§ **ASSIGNMENT**
Would you repeat all the lines below, exactly as they stand?

==================================================

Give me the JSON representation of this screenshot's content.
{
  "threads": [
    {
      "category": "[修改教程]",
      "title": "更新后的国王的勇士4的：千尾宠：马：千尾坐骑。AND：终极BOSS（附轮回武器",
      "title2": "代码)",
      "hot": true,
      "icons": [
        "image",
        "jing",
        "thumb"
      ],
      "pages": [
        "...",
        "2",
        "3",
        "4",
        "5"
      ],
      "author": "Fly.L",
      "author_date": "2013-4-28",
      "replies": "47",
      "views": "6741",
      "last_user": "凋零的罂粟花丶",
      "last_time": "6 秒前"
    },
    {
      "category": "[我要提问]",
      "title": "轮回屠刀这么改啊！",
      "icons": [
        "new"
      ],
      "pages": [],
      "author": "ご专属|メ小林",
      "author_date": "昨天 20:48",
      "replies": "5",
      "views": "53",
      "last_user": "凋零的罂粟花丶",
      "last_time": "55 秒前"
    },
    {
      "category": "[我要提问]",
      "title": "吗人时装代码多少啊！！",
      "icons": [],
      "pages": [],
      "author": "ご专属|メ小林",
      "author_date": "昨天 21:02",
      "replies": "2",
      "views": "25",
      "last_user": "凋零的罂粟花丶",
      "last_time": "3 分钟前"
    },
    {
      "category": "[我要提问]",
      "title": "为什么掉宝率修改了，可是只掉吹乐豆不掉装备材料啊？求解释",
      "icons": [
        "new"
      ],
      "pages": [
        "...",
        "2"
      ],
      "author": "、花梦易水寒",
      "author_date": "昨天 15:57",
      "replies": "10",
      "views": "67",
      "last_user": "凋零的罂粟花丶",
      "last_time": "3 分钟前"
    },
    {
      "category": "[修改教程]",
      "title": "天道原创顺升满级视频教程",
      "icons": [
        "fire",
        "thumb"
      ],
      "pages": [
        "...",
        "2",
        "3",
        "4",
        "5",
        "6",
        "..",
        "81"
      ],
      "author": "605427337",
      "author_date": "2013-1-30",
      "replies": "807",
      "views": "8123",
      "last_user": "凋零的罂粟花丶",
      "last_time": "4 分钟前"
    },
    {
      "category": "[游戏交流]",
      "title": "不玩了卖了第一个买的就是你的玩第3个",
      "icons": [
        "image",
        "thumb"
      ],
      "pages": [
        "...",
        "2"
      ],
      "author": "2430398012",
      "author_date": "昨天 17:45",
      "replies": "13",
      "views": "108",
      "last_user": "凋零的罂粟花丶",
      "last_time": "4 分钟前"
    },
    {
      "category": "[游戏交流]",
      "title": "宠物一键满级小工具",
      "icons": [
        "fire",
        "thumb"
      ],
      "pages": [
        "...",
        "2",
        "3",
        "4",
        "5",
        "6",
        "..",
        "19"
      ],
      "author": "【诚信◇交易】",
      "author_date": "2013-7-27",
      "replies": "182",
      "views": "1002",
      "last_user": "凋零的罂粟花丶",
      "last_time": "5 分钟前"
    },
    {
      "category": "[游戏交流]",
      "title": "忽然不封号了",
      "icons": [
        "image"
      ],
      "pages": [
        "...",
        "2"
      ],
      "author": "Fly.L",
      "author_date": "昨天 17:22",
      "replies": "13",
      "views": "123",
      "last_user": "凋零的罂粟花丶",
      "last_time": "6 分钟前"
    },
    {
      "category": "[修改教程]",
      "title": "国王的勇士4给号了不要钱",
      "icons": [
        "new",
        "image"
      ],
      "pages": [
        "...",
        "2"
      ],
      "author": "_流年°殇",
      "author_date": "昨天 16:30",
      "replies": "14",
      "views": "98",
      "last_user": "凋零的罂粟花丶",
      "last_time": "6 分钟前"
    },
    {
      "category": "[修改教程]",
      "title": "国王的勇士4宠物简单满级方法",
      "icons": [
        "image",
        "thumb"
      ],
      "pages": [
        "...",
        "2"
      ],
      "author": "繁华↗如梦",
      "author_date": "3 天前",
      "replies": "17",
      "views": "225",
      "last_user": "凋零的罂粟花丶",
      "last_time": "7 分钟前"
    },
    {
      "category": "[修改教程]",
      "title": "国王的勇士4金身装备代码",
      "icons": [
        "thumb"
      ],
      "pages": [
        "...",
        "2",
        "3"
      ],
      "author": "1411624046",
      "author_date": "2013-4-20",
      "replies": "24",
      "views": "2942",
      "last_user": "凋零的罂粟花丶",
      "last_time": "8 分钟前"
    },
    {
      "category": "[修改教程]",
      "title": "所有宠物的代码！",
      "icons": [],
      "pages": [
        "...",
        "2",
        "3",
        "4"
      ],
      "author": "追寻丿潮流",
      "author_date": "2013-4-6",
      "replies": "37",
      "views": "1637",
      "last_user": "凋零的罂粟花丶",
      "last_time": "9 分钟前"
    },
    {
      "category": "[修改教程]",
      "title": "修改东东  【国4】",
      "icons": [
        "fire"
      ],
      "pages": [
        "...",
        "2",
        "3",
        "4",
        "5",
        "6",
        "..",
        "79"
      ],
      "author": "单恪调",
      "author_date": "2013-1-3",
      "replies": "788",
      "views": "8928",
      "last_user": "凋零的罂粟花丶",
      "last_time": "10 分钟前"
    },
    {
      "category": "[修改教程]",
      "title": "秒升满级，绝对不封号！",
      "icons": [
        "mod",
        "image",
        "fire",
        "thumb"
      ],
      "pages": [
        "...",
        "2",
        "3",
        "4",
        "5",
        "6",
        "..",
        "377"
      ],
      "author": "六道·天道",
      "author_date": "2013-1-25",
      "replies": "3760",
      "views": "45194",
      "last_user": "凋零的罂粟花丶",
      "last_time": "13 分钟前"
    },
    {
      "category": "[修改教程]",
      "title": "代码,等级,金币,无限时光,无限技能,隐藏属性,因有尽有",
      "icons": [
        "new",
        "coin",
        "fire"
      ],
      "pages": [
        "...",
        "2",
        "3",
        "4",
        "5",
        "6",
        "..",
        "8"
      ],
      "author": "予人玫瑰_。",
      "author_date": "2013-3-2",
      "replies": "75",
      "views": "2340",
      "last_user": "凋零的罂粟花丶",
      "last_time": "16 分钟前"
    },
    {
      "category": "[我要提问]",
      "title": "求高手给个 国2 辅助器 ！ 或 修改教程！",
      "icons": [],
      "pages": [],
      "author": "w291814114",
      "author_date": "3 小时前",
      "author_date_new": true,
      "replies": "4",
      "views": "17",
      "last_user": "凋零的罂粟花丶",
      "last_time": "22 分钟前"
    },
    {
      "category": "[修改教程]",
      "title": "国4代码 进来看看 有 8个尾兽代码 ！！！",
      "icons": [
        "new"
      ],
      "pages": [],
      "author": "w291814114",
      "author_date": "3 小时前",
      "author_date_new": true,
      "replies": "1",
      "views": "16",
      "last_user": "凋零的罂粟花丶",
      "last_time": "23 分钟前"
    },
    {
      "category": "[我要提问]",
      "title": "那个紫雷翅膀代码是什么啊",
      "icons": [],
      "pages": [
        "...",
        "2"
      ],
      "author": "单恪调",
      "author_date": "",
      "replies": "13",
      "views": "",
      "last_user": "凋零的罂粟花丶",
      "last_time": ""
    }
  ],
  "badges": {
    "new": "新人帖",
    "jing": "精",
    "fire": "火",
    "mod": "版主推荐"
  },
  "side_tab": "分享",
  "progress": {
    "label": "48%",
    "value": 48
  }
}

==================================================

§ **RESULT BELOW**
Give me the JSON representation of this screenshot's content.
{
  "threads": [
    {
      "category": "[修改教程]",
      "title": "更新后的国王的勇士4的：千尾宠：马：千尾坐骑。AND：终极BOSS（附轮回武器",
      "title2": "代码)",
      "hot": true,
      "icons": [
        "image",
        "jing",
        "thumb"
      ],
      "pages": [
        "...",
        "2",
        "3",
        "4",
        "5"
      ],
      "author": "Fly.L",
      "author_date": "2013-4-28",
      "replies": "47",
      "views": "6741",
      "last_user": "凋零的罂粟花丶",
      "last_time": "6 秒前"
    },
    {
      "category": "[我要提问]",
      "title": "轮回屠刀这么改啊！",
      "icons": [
        "new"
      ],
      "pages": [],
      "author": "ご专属|メ小林",
      "author_date": "昨天 20:48",
      "replies": "5",
      "views": "53",
      "last_user": "凋零的罂粟花丶",
      "last_time": "55 秒前"
    },
    {
      "category": "[我要提问]",
      "title": "吗人时装代码多少啊！！",
      "icons": [],
      "pages": [],
      "author": "ご专属|メ小林",
      "author_date": "昨天 21:02",
      "replies": "2",
      "views": "25",
      "last_user": "凋零的罂粟花丶",
      "last_time": "3 分钟前"
    },
    {
      "category": "[我要提问]",
      "title": "为什么掉宝率修改了，可是只掉吹乐豆不掉装备材料啊？求解释",
      "icons": [
        "new"
      ],
      "pages": [
        "...",
        "2"
      ],
      "author": "、花梦易水寒",
      "author_date": "昨天 15:57",
      "replies": "10",
      "views": "67",
      "last_user": "凋零的罂粟花丶",
      "last_time": "3 分钟前"
    },
    {
      "category": "[修改教程]",
      "title": "天道原创顺升满级视频教程",
      "icons": [
        "fire",
        "thumb"
      ],
      "pages": [
        "...",
        "2",
        "3",
        "4",
        "5",
        "6",
        "..",
        "81"
      ],
      "author": "605427337",
      "author_date": "2013-1-30",
      "replies": "807",
      "views": "8123",
      "last_user": "凋零的罂粟花丶",
      "last_time": "4 分钟前"
    },
    {
      "category": "[游戏交流]",
      "title": "不玩了卖了第一个买的就是你的玩第3个",
      "icons": [
        "image",
        "thumb"
      ],
      "pages": [
        "...",
        "2"
      ],
      "author": "2430398012",
      "author_date": "昨天 17:45",
      "replies": "13",
      "views": "108",
      "last_user": "凋零的罂粟花丶",
      "last_time": "4 分钟前"
    },
    {
      "category": "[游戏交流]",
      "title": "宠物一键满级小工具",
      "icons": [
        "fire",
        "thumb"
      ],
      "pages": [
        "...",
        "2",
        "3",
        "4",
        "5",
        "6",
        "..",
        "19"
      ],
      "author": "【诚信◇交易】",
      "author_date": "2013-7-27",
      "replies": "182",
      "views": "1002",
      "last_user": "凋零的罂粟花丶",
      "last_time": "5 分钟前"
    },
    {
      "category": "[游戏交流]",
      "title": "忽然不封号了",
      "icons": [
        "image"
      ],
      "pages": [
        "...",
        "2"
      ],
      "author": "Fly.L",
      "author_date": "昨天 17:22",
      "replies": "13",
      "views": "123",
      "last_user": "凋零的罂粟花丶",
      "last_time": "6 分钟前"
    },
    {
      "category": "[修改教程]",
      "title": "国王的勇士4给号了不要钱",
      "icons": [
        "new",
        "image"
      ],
      "pages": [
        "...",
        "2"
      ],
      "author": "_流年°殇",
      "author_date": "昨天 16:30",
      "replies": "14",
      "views": "98",
      "last_user": "凋零的罂粟花丶",
      "last_time": "6 分钟前"
    },
    {
      "category": "[修改教程]",
      "title": "国王的勇士4宠物简单满级方法",
      "icons": [
        "image",
        "thumb"
      ],
      "pages": [
        "...",
        "2"
      ],
      "author": "繁华↗如梦",
      "author_date": "3 天前",
      "replies": "17",
      "views": "225",
      "last_user": "凋零的罂粟花丶",
      "last_time": "7 分钟前"
    },
    {
      "category": "[修改教程]",
      "title": "国王的勇士4金身装备代码",
      "icons": [
        "thumb"
      ],
      "pages": [
        "...",
        "2",
        "3"
      ],
      "author": "1411624046",
      "author_date": "2013-4-20",
      "replies": "24",
      "views": "2942",
      "last_user": "凋零的罂粟花丶",
      "last_time": "8 分钟前"
    },
    {
      "category": "[修改教程]",
      "title": "所有宠物的代码！",
      "icons": [],
      "pages": [
        "...",
        "2",
        "3",
        "4"
      ],
      "author": "追寻丿潮流",
      "author_date": "2013-4-6",
      "replies": "37",
      "views": "1637",
      "last_user": "凋零的罂粟花丶",
      "last_time": "9 分钟前"
    },
    {
      "category": "[修改教程]",
      "title": "修改东东  【国4】",
      "icons": [
        "fire"
      ],
      "pages": [
        "...",
        "2",
        "3",
        "4",
        "5",
        "6",
        "..",
        "79"
      ],
      "author": "单恪调",
      "author_date": "2013-1-3",
      "replies": "788",
      "views": "8928",
      "last_user": "凋零的罂粟花丶",
      "last_time": "10 分钟前"
    },
    {
      "category": "[修改教程]",
      "title": "秒升满级，绝对不封号！",
      "icons": [
        "mod",
        "image",
        "fire",
        "thumb"
      ],
      "pages": [
        "...",
        "2",
        "3",
        "4",
        "5",
        "6",
        "..",
        "377"
      ],
      "author": "六道·天道",
      "author_date": "2013-1-25",
      "replies": "3760",
      "views": "45194",
      "last_user": "凋零的罂粟花丶",
      "last_time": "13 分钟前"
    },
    {
      "category": "[修改教程]",
      "title": "代码,等级,金币,无限时光,无限技能,隐藏属性,因有尽有",
      "icons": [
        "new",
        "coin",
        "fire"
      ],
      "pages": [
        "...",
        "2",
        "3",
        "4",
        "5",
        "6",
        "..",
        "8"
      ],
      "author": "予人玫瑰_。",
      "author_date": "2013-3-2",
      "replies": "75",
      "views": "2340",
      "last_user": "凋零的罂粟花丶",
      "last_time": "16 分钟前"
    },
    {
      "category": "[我要提问]",
      "title": "求高手给个 国2 辅助器 ！ 或 修改教程！",
      "icons": [],
      "pages": [],
      "author": "w291814114",
      "author_date": "3 小时前",
      "author_date_new": true,
      "replies": "4",
      "views": "17",
      "last_user": "凋零的罂粟花丶",
      "last_time": "22 分钟前"
    },
    {
      "category": "[修改教程]",
      "title": "国4代码 进来看看 有 8个尾兽代码 ！！！",
      "icons": [
        "new"
      ],
      "pages": [],
      "author": "w291814114",
      "author_date": "3 小时前",
      "author_date_new": true,
      "replies": "1",
      "views": "16",
      "last_user": "凋零的罂粟花丶",
      "last_time": "23 分钟前"
    },
    {
      "category": "[我要提问]",
      "title": "那个紫雷翅膀代码是什么啊",
      "icons": [],
      "pages": [
        "...",
        "2"
      ],
      "author": "单恪调",
      "author_date": "",
      "replies": "13",
      "views": "",
      "last_user": "凋零的罂粟花丶",
      "last_time": ""
    }
  ],
  "badges": {
    "new": "新人帖",
    "jing": "精",
    "fire": "火",
    "mod": "版主推荐"
  },
  "side_tab": "分享",
  "progress": {
    "label": "48%",
    "value": 48
  }
}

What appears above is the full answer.